Feb 6, 2018

A family signs their support for the Community Rights Amendment at its legislative committee hearing Tuesday.
Credit Annie Ropeik / NHPR

Advocates for more local control in New Hampshire are trying again to amend the state constitution, this time to let municipalities pass laws protecting people's health and the environment.

A dozen New Hampshire towns already have ordinances geared toward ensuring locals’ health, safety and welfare, sparked by big energy developments or water quality concerns.

But Granite State municipalities technically can’t enact any laws the state doesn’t allow them to. So supporters say those ordinances wouldn't hold up in court – which is why they need a constitutional amendment.

They tried to pass the so-called Community Rights Amendment two years ago, but failed amid concerns it would give municipalities too much power and undermine state government.

Like most states, New Hampshire follows what’s called Dillon’s Rule, where municipalities derive all their governing abilities from the state Legislature.

A minority of states has varying degrees of the opposite – home rule, where towns and cities can govern freely as long as they follow state and federal law.

Lobbyists for the Community Rights Amendment told the House local governance committee Tuesday the proposal only creates a narrow degree of home rule in New Hampshire. They were joined by dozens of residents and families who support the bill.

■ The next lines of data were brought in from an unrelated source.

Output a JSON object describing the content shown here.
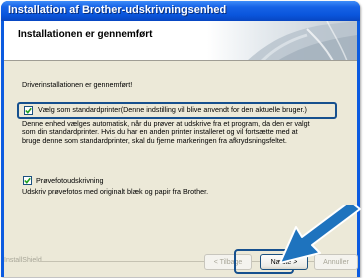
{
  "window": {
    "title": "Installation af Brother-udskrivningsenhed"
  },
  "header": {
    "title": "Installationen er gennemført"
  },
  "body": {
    "done_text": "Driverinstallationen er gennemført!",
    "default_printer": {
      "checked": true,
      "label": "Vælg som standardprinter(Denne indstilling vil blive anvendt for den aktuelle bruger.)"
    },
    "default_desc_lines": [
      "Denne enhed vælges automatisk, når du prøver at udskrive fra et program, da den er valgt",
      "som din standardprinter. Hvis du har en anden printer installeret og vil fortsætte med at",
      "bruge denne som standardprinter, skal du fjerne markeringen fra afkrydsningsfeltet."
    ],
    "test_print": {
      "checked": true,
      "label": "Prøvefotoudskrivning"
    },
    "test_print_desc": "Udskriv prøvefotos med originalt blæk og papir fra Brother."
  },
  "footer": {
    "installshield_label": "InstallShield",
    "back_label": "< Tilbage",
    "next_label": "Næste >",
    "cancel_label": "Annuller"
  },
  "colors": {
    "title_bar": "#0b5be0",
    "dialog_bg": "#ece9d8",
    "highlight_border": "#16508e",
    "arrow": "#1e73be"
  }
}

Rep. Wayne Burton, a Democrat and co-sponsor, says the amendment would give citizens recourse for when they don't feel the state has their best interests at heart – such as when it permits an unwelcome local land use.

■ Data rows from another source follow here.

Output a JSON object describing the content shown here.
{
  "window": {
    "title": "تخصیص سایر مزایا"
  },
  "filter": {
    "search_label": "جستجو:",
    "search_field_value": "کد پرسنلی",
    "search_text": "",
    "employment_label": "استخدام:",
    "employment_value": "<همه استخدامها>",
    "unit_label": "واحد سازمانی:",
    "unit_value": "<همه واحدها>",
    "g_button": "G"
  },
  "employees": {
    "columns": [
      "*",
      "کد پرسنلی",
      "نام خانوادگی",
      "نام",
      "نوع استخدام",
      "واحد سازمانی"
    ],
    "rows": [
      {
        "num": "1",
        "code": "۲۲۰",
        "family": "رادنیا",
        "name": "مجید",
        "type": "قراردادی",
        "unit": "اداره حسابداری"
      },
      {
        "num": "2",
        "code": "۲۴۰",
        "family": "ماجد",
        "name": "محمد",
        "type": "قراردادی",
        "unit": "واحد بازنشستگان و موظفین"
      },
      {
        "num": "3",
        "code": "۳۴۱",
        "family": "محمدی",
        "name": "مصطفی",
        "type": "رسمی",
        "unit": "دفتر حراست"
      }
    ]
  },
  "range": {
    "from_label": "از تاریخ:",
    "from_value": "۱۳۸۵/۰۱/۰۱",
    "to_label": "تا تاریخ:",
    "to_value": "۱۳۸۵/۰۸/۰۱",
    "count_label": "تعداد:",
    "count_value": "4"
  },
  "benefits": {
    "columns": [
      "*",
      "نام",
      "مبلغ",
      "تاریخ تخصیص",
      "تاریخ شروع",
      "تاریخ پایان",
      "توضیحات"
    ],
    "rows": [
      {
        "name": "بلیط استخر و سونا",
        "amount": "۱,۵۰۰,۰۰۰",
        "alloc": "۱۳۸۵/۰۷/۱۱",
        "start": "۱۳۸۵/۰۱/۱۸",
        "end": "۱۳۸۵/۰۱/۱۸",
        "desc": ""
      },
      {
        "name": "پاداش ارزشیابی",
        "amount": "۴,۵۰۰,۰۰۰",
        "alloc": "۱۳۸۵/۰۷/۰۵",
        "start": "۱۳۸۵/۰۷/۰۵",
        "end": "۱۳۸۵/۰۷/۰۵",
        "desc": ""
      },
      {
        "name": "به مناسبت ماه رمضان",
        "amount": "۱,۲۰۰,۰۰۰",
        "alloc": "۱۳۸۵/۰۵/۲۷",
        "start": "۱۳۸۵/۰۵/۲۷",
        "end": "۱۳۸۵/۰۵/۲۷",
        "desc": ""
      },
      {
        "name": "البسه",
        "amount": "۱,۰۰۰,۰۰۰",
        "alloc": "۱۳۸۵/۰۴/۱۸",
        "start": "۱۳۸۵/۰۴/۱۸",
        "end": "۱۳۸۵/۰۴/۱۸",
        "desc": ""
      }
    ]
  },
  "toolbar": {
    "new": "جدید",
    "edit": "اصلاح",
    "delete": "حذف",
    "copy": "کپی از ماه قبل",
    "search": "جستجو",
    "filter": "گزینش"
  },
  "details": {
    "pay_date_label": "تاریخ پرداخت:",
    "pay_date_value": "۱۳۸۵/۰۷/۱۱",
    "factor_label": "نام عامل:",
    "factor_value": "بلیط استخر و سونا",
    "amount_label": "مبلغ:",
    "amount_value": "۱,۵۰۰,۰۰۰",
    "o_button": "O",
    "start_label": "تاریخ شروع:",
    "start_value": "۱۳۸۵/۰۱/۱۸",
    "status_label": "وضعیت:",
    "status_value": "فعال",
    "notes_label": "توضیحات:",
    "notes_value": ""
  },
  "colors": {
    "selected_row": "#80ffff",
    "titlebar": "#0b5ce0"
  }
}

"When the character of the town is severely threatened, the people in local level ought to have an ability to pass a law or regulation under this,” Burton says. “That's what this is for."

The amendment is scheduled for several work sessions before it can go to the House floor. (Read the full text of the bill here.)

CORRECTION: A previous version of this article incorrectly stated that about 10 states follow Dillon's Rule. In fact, about 40 do.